Authors: Holly Brazell, Alanda Posey, Victoria Salvat, Jamie Whitlock, Logan Wright
According to a 2019 Pew Research Poll, anxiety and depression are on the rise. Whether teens are personally struggling with these conditions themselves or know other students who do, mental health is a significant issue they face daily. Most students are faced with individual graduation plans and long term goals in the eighth grade. Students are more aware of the competitive admissions process along with the cost and want to provide options for themselves. When it comes to these pressures, academics tops the list with 61% of teens saying they feel the pressure to get good grades (Pew Research Center, 2019). As educators, we see our students every day in the environment that is causing much of the stress.
When considering the why behind monitoring and supporting emotional and mental health in schools, we must turn to the students. Jamie Whitlock, a SCASCD Emerging Leader and instructional coach, recalls an experience she had with a group of young ladies in her building:
"Recently, I was with a small group of seventh and eighth grade girls and I asked them why they feel so much pressure when it comes to school. I imagined I would hear them say that they felt they had to get all A’s for their parents or that their parents expected good grades and they did not want to disappoint them. Ironically, the six girls sitting with me told me that they felt the most pressure from their friends. As soon as a test was given back, they would ask one other what their grades were, and they were embarrassed or ashamed if they had the lowest grade. I feel as a teacher that this is a perfect opportunity to teach social awareness and relationship skills. Learning to be gentle and kind can have more impact on student success than the grade they were given on a test. “By teaching them [students] grit, resiliency, and self-care, you’re teaching a toolbox for any stress they may face,” emphasized Barbara Truluck, a middle school counselor who was recently named Georgia’s 2019 Counselor of the Year. Using mindfulness activities and building resiliency in students will give them skills to be better problem solvers and collaborators."
Teachers tend to expect their students to leave the drama and stresses of their lives outside of the classroom at the door and to focus on the task at hand not realizing how big of an ask that can be. Our students and teachers are struggling with mental and emotional health now more than ever. From feeling safe in the building to feeling overwhelmed with expectation, we can not expect students and teachers to overcome those obstacles themselves. So now we ask ourselves, how can we help? How can we help our students and teachers leave the drama at the door and not feel the weight of the world around them in the classroom?

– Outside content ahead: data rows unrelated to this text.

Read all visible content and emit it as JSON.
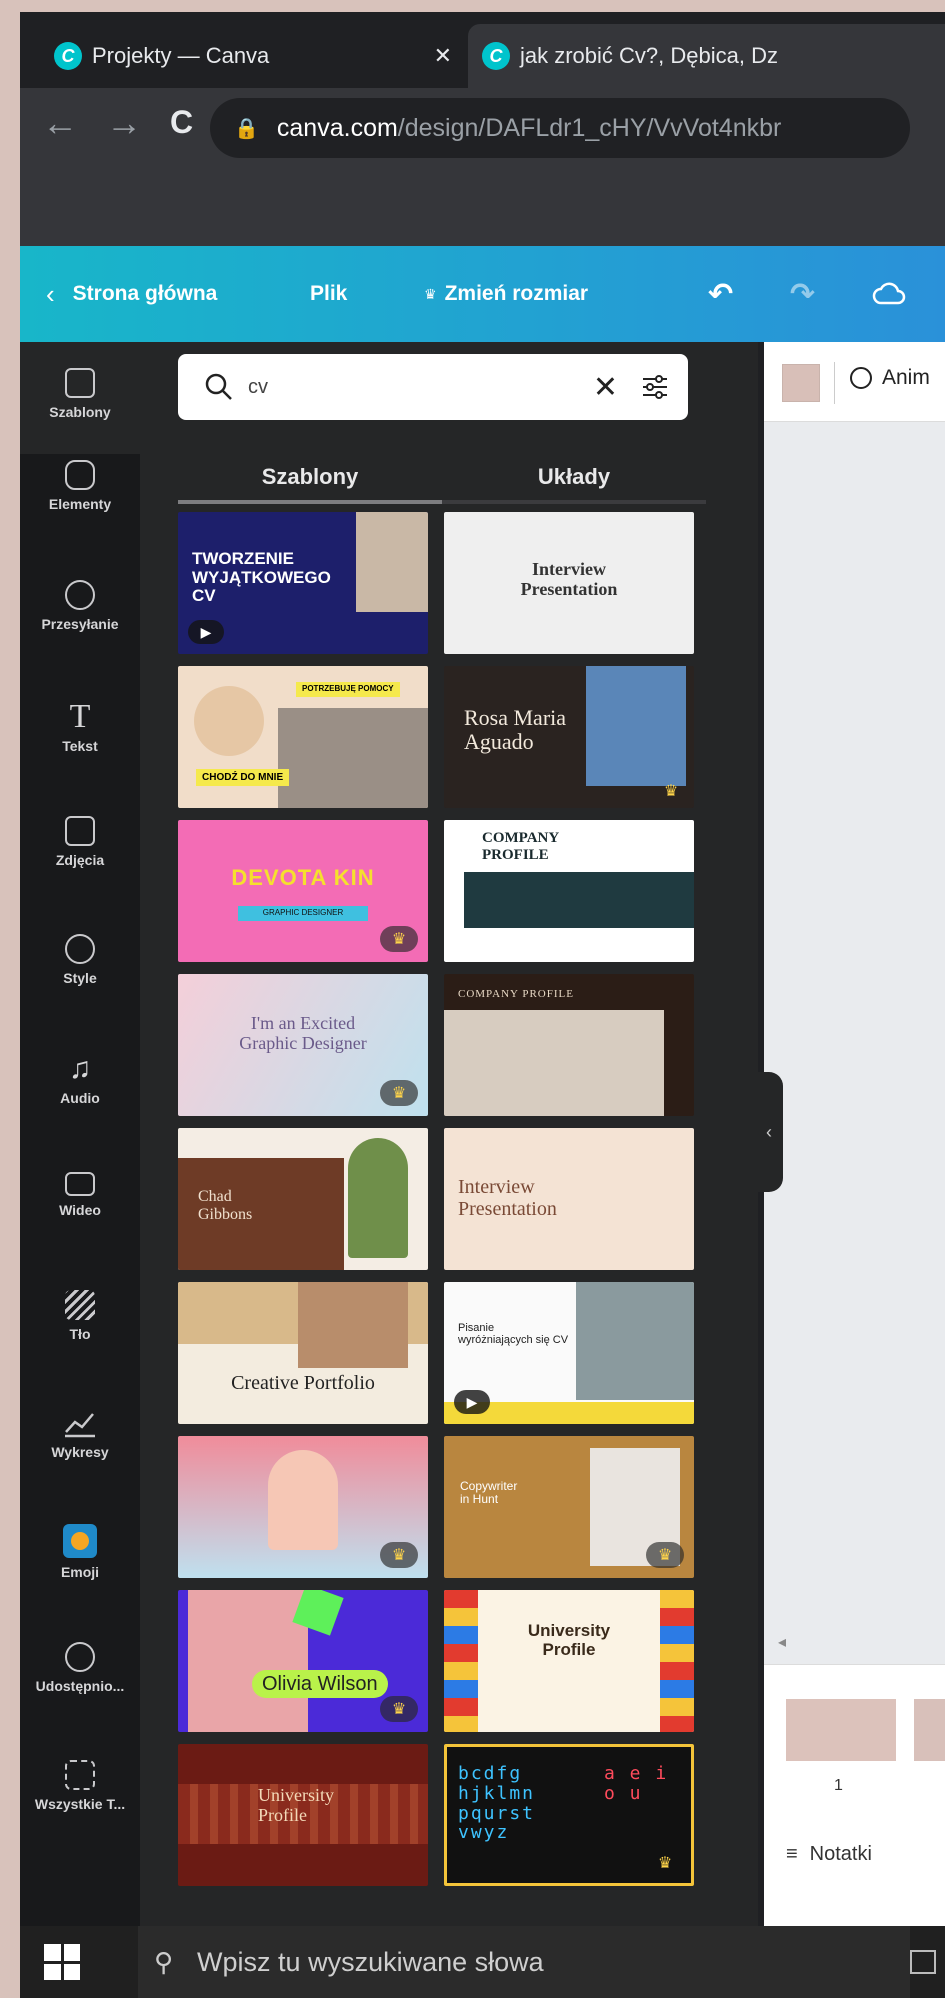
{
  "browser": {
    "tabs": [
      {
        "title": "Projekty — Canva",
        "close": "✕",
        "active": false
      },
      {
        "title": "jak zrobić Cv?, Dębica, Dz",
        "active": true
      }
    ],
    "url_domain": "canva.com",
    "url_path": "/design/DAFLdr1_cHY/VvVot4nkbr"
  },
  "canva_header": {
    "back_label": "Strona główna",
    "file_label": "Plik",
    "resize_label": "Zmień rozmiar"
  },
  "rail": {
    "items": [
      {
        "label": "Szablony",
        "icon": "templates-icon"
      },
      {
        "label": "Elementy",
        "icon": "elements-icon"
      },
      {
        "label": "Przesyłanie",
        "icon": "upload-cloud-icon"
      },
      {
        "label": "Tekst",
        "icon": "text-icon"
      },
      {
        "label": "Zdjęcia",
        "icon": "photos-icon"
      },
      {
        "label": "Style",
        "icon": "palette-icon"
      },
      {
        "label": "Audio",
        "icon": "music-note-icon"
      },
      {
        "label": "Wideo",
        "icon": "video-icon"
      },
      {
        "label": "Tło",
        "icon": "background-pattern-icon"
      },
      {
        "label": "Wykresy",
        "icon": "chart-icon"
      },
      {
        "label": "Emoji",
        "icon": "emoji-icon"
      },
      {
        "label": "Udostępnio...",
        "icon": "shared-users-icon"
      },
      {
        "label": "Wszystkie T...",
        "icon": "all-apps-icon"
      }
    ]
  },
  "panel": {
    "search_value": "cv",
    "tabs": [
      "Szablony",
      "Układy"
    ],
    "templates": [
      {
        "lines": [
          "TWORZENIE",
          "WYJĄTKOWEGO",
          "CV"
        ],
        "bg": "#1d1f6b",
        "fg": "#ffffff"
      },
      {
        "lines": [
          "Interview",
          "Presentation"
        ],
        "bg": "#efefef",
        "fg": "#333333"
      },
      {
        "lines": [
          "POTRZEBUJĘ POMOCY",
          "CHODŹ DO MNIE"
        ],
        "bg": "#f1ddc9",
        "fg": "#222222"
      },
      {
        "lines": [
          "Rosa Maria",
          "Aguado"
        ],
        "bg": "#2a2320",
        "fg": "#f2e9dc"
      },
      {
        "lines": [
          "DEVOTA KIN",
          "GRAPHIC DESIGNER"
        ],
        "bg": "#f36cb5",
        "fg": "#f5e02d"
      },
      {
        "lines": [
          "COMPANY",
          "PROFILE"
        ],
        "bg": "#ffffff",
        "fg": "#1a2a2e"
      },
      {
        "lines": [
          "I'm an Excited",
          "Graphic Designer"
        ],
        "bg": "#f4cfd9",
        "fg": "#6a5a8a"
      },
      {
        "lines": [
          "COMPANY PROFILE"
        ],
        "bg": "#2b1d16",
        "fg": "#e8d9c5"
      },
      {
        "lines": [
          "Chad",
          "Gibbons"
        ],
        "bg": "#f4ede4",
        "fg": "#f1e1cf"
      },
      {
        "lines": [
          "Interview",
          "Presentation"
        ],
        "bg": "#f4e3d4",
        "fg": "#7a4a36"
      },
      {
        "lines": [
          "Creative Portfolio"
        ],
        "bg": "#f3ecdf",
        "fg": "#222222"
      },
      {
        "lines": [
          "Pisanie",
          "wyróżniających się CV"
        ],
        "bg": "#fafafa",
        "fg": "#222222"
      },
      {
        "lines": [],
        "bg": "#f2b8c0",
        "fg": "#ffffff"
      },
      {
        "lines": [
          "Copywriter",
          "in Hunt"
        ],
        "bg": "#b9863f",
        "fg": "#ffffff"
      },
      {
        "lines": [
          "Olivia Wilson"
        ],
        "bg": "#4b2ad8",
        "fg": "#ffffff"
      },
      {
        "lines": [
          "University",
          "Profile"
        ],
        "bg": "#fbf3e4",
        "fg": "#3a2a1a"
      },
      {
        "lines": [
          "University",
          "Profile"
        ],
        "bg": "#6b1b14",
        "fg": "#f3d9b8"
      },
      {
        "lines": [
          "bcdfg",
          "hjklmn",
          "pqurst",
          "vwyz",
          "a e i",
          "o u"
        ],
        "bg": "#111111",
        "fg": "#3ec3ff"
      }
    ]
  },
  "canvas": {
    "toolbar_label": "Anim",
    "page_number": "1",
    "notes_label": "Notatki"
  },
  "taskbar": {
    "search_placeholder": "Wpisz tu wyszukiwane słowa"
  }
}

Social and Emotional Learning
Integrating social and emotional learning (SEL) into the classroom setting is key. We have to look beyond just teaching content and remember that we are often the adults our students interact with most during the day. SEL focuses on students interactions with one other, responses to challenging situations, creating and maintaining positive relationships, decision making, and preconceived notions they come into the classroom with. Ultimately, integrating SEL means developing resilience and empathy. These are two key components to mental health and emotional well being.
SEL focuses on five main competencies: self-awareness, self-management, social awareness, relationship skills, and responsible decision-making. A major mistake that is made with integrating SEL into a school culture is treating each competency as a separate lesson, as a once a month focus. This type of learning is continuous and should be fully integrated into the everyday experiences of students.
Monitoring for mental health issues requires us as educators to know when a change has occurred. We have to devote time to talking with our students about their day, and learning what their life is like. We must be prepared to check in daily to recognize a shift or pattern. A great way to incorporate this daily check is to greet each student at the door. Allow the student to pick a greeting and engage in a personal moment with that student. Simply being greeted by name while shaking the teacher’s hand or being given a “high five” can cause a positive mood shift. To be aware, we as teachers have to be present and engaged with our students every day.
Sometimes we get overwhelmed and bogged down in our endless to do lists. Taking time to meditate can be a huge game changer when we are feeling groggy and foggy. Sites like calm.com facilitate short meditation moments that can be used personally or in the classroom. Imagine meditating with your students before a big test. Getting in the right mindset and releasing the tension of the day can help relieve stress and refocus the mind.
Mental Health Services
Mental Health Services in schools may often be overlooked by teachers and parents. Often the lack of knowledge about the services are the roadblock to students getting the help that they need. Each school district in South Carolina has resources and partnerships available which provide needed programs and services . For teachers, there are resources such as the Employee Assistance Program that offer counselling or referral services for a range of issues.
As school leaders, we must know and realize that there is no time like the present to monitor and support the emotional and mental needs of all of our students. Creating awareness and giving students tools to cope with the stressors in their lives not only make them better students but also contributes to long term success. Likewise, teachers need to be aware of their own mental state and find the resources or support needed to prevent burnout or mental exhaustion. Teachers have countless responsibilities, duties, roles, and expectations placed on them everyday. Taking care of our students and ourselves must be paramount. As a community, we must be supportive of the emotional growth and needs of our students and continue to support monitoring mental health as well as social and emotional learning in our schools.